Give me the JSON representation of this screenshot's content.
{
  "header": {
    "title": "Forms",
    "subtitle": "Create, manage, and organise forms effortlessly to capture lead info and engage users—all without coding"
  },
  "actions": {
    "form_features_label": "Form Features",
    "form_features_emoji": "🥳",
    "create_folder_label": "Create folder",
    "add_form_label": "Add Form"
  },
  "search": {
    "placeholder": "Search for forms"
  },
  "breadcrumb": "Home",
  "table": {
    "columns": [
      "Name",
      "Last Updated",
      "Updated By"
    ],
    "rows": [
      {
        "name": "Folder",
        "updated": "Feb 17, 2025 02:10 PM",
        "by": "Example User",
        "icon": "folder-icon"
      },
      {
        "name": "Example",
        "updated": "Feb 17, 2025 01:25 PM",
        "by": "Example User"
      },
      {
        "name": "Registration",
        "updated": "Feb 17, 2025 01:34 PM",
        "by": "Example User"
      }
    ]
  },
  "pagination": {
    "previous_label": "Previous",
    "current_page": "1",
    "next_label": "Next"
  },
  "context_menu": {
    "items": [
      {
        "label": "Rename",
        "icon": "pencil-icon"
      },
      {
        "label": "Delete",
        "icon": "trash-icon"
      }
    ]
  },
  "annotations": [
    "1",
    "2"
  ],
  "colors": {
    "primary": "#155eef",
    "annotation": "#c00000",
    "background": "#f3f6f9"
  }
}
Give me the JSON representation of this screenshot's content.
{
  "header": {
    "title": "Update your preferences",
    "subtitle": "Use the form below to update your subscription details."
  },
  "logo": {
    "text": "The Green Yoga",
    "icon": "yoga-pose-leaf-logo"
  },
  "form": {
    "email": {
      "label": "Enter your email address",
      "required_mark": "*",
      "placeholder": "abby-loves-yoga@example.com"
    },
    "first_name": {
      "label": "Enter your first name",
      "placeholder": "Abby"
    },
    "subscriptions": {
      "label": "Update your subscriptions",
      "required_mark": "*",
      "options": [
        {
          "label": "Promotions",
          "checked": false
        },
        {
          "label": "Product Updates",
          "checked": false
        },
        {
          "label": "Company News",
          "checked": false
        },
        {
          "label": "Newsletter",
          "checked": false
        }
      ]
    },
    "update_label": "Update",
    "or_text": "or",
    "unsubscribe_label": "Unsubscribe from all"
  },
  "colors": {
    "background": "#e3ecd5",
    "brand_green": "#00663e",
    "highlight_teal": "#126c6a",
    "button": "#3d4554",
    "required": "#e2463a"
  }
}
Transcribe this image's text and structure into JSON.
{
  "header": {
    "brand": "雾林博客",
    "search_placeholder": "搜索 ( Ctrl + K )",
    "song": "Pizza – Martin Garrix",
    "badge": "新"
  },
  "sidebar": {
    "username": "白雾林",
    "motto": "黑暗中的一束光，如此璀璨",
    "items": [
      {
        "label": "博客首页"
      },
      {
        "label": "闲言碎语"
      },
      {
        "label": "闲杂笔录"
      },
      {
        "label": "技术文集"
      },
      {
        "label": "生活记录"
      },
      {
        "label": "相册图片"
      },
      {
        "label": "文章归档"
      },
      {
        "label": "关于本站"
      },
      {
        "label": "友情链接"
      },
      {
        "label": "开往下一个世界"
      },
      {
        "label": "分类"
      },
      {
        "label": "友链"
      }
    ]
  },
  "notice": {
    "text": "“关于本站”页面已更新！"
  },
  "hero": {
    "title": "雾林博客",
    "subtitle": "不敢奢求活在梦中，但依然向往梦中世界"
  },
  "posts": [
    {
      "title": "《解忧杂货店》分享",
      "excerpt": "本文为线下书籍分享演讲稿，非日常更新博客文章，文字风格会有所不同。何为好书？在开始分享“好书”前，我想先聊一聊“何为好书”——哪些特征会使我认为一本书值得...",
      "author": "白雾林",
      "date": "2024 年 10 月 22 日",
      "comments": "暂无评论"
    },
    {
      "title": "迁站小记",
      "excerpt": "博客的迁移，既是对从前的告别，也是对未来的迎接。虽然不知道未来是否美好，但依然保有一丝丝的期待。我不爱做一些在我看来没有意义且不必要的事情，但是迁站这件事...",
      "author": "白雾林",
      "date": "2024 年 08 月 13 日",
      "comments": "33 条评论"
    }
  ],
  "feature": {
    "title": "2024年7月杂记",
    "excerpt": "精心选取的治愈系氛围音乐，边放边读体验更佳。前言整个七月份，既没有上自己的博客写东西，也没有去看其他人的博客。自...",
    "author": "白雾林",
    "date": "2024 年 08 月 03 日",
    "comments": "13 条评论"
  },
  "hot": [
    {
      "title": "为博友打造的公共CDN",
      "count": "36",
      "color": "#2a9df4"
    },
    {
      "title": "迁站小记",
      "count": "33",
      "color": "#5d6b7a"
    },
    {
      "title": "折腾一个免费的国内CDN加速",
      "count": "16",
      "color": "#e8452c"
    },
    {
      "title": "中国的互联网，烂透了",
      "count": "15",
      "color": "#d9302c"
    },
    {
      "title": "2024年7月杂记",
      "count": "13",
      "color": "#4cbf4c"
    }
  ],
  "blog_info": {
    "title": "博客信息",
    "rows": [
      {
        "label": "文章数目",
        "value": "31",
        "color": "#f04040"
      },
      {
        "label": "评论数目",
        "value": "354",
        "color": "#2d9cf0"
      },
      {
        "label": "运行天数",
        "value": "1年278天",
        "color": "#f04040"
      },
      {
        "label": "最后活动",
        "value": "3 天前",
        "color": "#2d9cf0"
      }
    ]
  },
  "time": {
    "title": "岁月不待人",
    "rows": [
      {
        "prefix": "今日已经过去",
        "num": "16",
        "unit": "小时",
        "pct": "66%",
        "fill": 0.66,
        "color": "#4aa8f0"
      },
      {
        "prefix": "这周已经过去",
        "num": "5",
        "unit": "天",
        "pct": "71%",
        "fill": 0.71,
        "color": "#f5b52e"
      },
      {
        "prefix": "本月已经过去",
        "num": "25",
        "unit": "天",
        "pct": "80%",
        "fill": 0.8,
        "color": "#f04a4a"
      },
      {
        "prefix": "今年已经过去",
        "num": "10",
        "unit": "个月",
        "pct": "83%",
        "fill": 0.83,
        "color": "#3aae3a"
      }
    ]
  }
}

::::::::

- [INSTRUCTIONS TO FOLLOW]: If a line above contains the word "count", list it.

- [FINAL ANSWER]:
      "count": "36",
      "count": "33",
      "count": "16",
      "count": "15",
      "count": "13",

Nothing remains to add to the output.